This high quality winter feed can be provided by forage crops or grass saved over summer, as ewes are in better body condition at weaning from selling lambs earlier (as they are heavier) due to improved ewe lactation. Nitrogen applications in autumn also contribute to quality winter feed along with cleaning up pastures before tupping, removing any dead matter which, if not grazed until the winter, results in growth taking longer to come back in the spring.

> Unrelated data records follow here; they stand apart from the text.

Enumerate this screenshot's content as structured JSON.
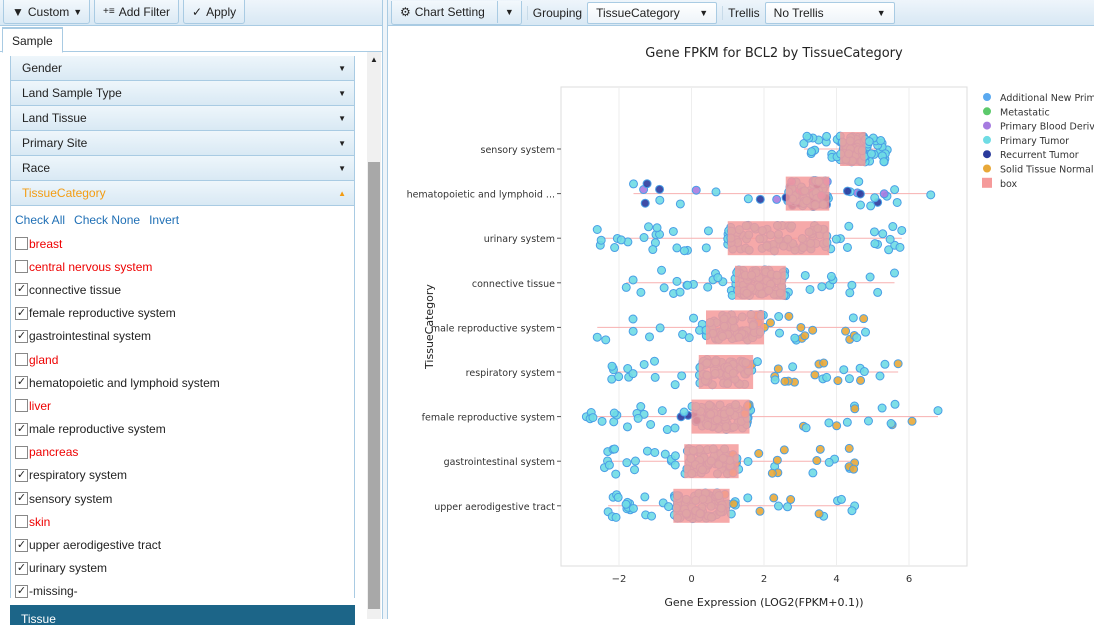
{
  "left": {
    "toolbar": {
      "custom": "Custom",
      "add_filter": "Add Filter",
      "apply": "Apply"
    },
    "tab": "Sample",
    "sections": [
      "Gender",
      "Land Sample Type",
      "Land Tissue",
      "Primary Site",
      "Race"
    ],
    "active_section": "TissueCategory",
    "links": {
      "check_all": "Check All",
      "check_none": "Check None",
      "invert": "Invert"
    },
    "items": [
      {
        "label": "breast",
        "checked": false
      },
      {
        "label": "central nervous system",
        "checked": false
      },
      {
        "label": "connective tissue",
        "checked": true
      },
      {
        "label": "female reproductive system",
        "checked": true
      },
      {
        "label": "gastrointestinal system",
        "checked": true
      },
      {
        "label": "gland",
        "checked": false
      },
      {
        "label": "hematopoietic and lymphoid system",
        "checked": true
      },
      {
        "label": "liver",
        "checked": false
      },
      {
        "label": "male reproductive system",
        "checked": true
      },
      {
        "label": "pancreas",
        "checked": false
      },
      {
        "label": "respiratory system",
        "checked": true
      },
      {
        "label": "sensory system",
        "checked": true
      },
      {
        "label": "skin",
        "checked": false
      },
      {
        "label": "upper aerodigestive tract",
        "checked": true
      },
      {
        "label": "urinary system",
        "checked": true
      },
      {
        "label": "-missing-",
        "checked": true
      }
    ],
    "next_section": "Tissue"
  },
  "right": {
    "toolbar": {
      "chart_setting": "Chart Setting",
      "grouping_label": "Grouping",
      "grouping_value": "TissueCategory",
      "trellis_label": "Trellis",
      "trellis_value": "No Trellis"
    }
  },
  "chart_data": {
    "type": "scatter",
    "title": "Gene FPKM for BCL2 by TissueCategory",
    "xlabel": "Gene Expression (LOG2(FPKM+0.1))",
    "ylabel": "TissueCategory",
    "xlim": [
      -3.6,
      7.6
    ],
    "xticks": [
      "−2",
      "0",
      "2",
      "4",
      "6"
    ],
    "xtick_values": [
      -2,
      0,
      2,
      4,
      6
    ],
    "grid": true,
    "legend_position": "right",
    "legend": [
      {
        "name": "Additional New Prima",
        "color": "#5aa9f0"
      },
      {
        "name": "Metastatic",
        "color": "#5cc96b"
      },
      {
        "name": "Primary Blood Derive",
        "color": "#a67be0"
      },
      {
        "name": "Primary Tumor",
        "color": "#6fdce4"
      },
      {
        "name": "Recurrent Tumor",
        "color": "#2a3a9c"
      },
      {
        "name": "Solid Tissue Normal",
        "color": "#e8a838"
      },
      {
        "name": "box",
        "color": "#f59a9a"
      }
    ],
    "categories": [
      {
        "name": "sensory system",
        "min": 3.1,
        "q1": 4.1,
        "q3": 4.8,
        "max": 5.4,
        "normal": false
      },
      {
        "name": "hematopoietic and lymphoid ...",
        "min": -1.6,
        "q1": 2.6,
        "q3": 3.8,
        "max": 6.6,
        "normal": false
      },
      {
        "name": "urinary system",
        "min": -2.6,
        "q1": 1.0,
        "q3": 3.8,
        "max": 5.8,
        "normal": false
      },
      {
        "name": "connective tissue",
        "min": -1.8,
        "q1": 1.2,
        "q3": 2.6,
        "max": 5.6,
        "normal": false
      },
      {
        "name": "male reproductive system",
        "min": -2.6,
        "q1": 0.4,
        "q3": 2.0,
        "max": 4.8,
        "normal": true
      },
      {
        "name": "respiratory system",
        "min": -2.2,
        "q1": 0.2,
        "q3": 1.7,
        "max": 5.7,
        "normal": true
      },
      {
        "name": "female reproductive system",
        "min": -2.9,
        "q1": 0.0,
        "q3": 1.6,
        "max": 6.8,
        "normal": true
      },
      {
        "name": "gastrointestinal system",
        "min": -2.4,
        "q1": -0.2,
        "q3": 1.3,
        "max": 4.5,
        "normal": true
      },
      {
        "name": "upper aerodigestive tract",
        "min": -2.3,
        "q1": -0.5,
        "q3": 1.05,
        "max": 4.5,
        "normal": true
      }
    ]
  }
}
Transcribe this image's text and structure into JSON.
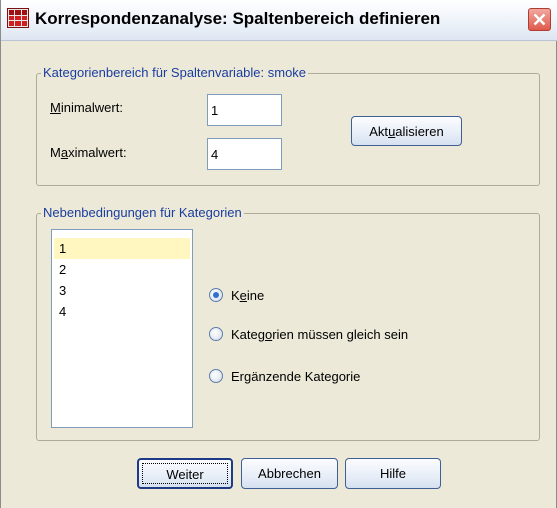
{
  "window": {
    "title": "Korrespondenzanalyse: Spaltenbereich definieren"
  },
  "range_group": {
    "legend": "Kategorienbereich für Spaltenvariable:  smoke",
    "min": {
      "mn": "M",
      "rest": "inimalwert:",
      "value": "1"
    },
    "max": {
      "pre": "M",
      "mn": "a",
      "rest": "ximalwert:",
      "value": "4"
    },
    "update": {
      "pre": "Akt",
      "mn": "u",
      "rest": "alisieren"
    }
  },
  "constraints_group": {
    "legend": "Nebenbedingungen für Kategorien",
    "categories": [
      "1",
      "2",
      "3",
      "4"
    ],
    "selected_category": "1",
    "options": {
      "none": {
        "pre": "K",
        "mn": "e",
        "rest": "ine",
        "selected": true
      },
      "equal": {
        "pre": "Kateg",
        "mn": "o",
        "rest": "rien müssen gleich sein",
        "selected": false
      },
      "supplementary": {
        "pre": "Er",
        "mn": "g",
        "rest": "änzende Kategorie",
        "selected": false
      }
    }
  },
  "buttons": {
    "continue": "Weiter",
    "cancel": "Abbrechen",
    "help": "Hilfe"
  }
}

To feed animals adequately, you need to know their bodyweight to calculate the allocation for each ewe to maintain body condition.² Sheep have a significant protein demand, particularly pregnant ewe hoggets and ewes with multiple pregnancies. Protein is available in green crop leaf, grass and silage. The bulb of a swede or fodder beet are both low in protein, even though they are a valuable source of energy. A protein deficient diet has been linked to higher ewe and lamb wastage.³ If you are feeding bulb crops in the second half of pregnancy, it is important to herbage test both crop and supplements to balance the diet.

Target ewes with low body condition score for increased feeding six weeks prior to tupping, making sure you do not compromise the feeding of the ewe flock later in pregnancy.

To discuss crop testing, and for a recommendation on supplementary feed for ewes through to lambing, contact your local PGG Wrightson Technical Field Representative.

¹ Stevens, D. Pre-tup nutrition: re- thinking our strategic feeding. AgResearch. Retrieved 2 March 2022 from

² Johns, C., Johns, J., & Stevens, D.R. (2016). Increasing lamb survival and lamb weaning weight through feeding high fecundity crossbred sheep. Hill Country – Grassland Research and Practice Series 16: 323-328.

³ Hammond, K.J., Sandoval, Edgar., McKenzie, C.M., Lees, S., Pacheco, D., & McCoard, S.A. (2021). The effect of a fodder beet versus rye-grass grazing regime during midto-late gestation twin-bearing ewes on dam and progeny performance and lamb survival. New Zealand Journal of Agricultural Research, DOI: 10.1080/00288233.2021.1879175.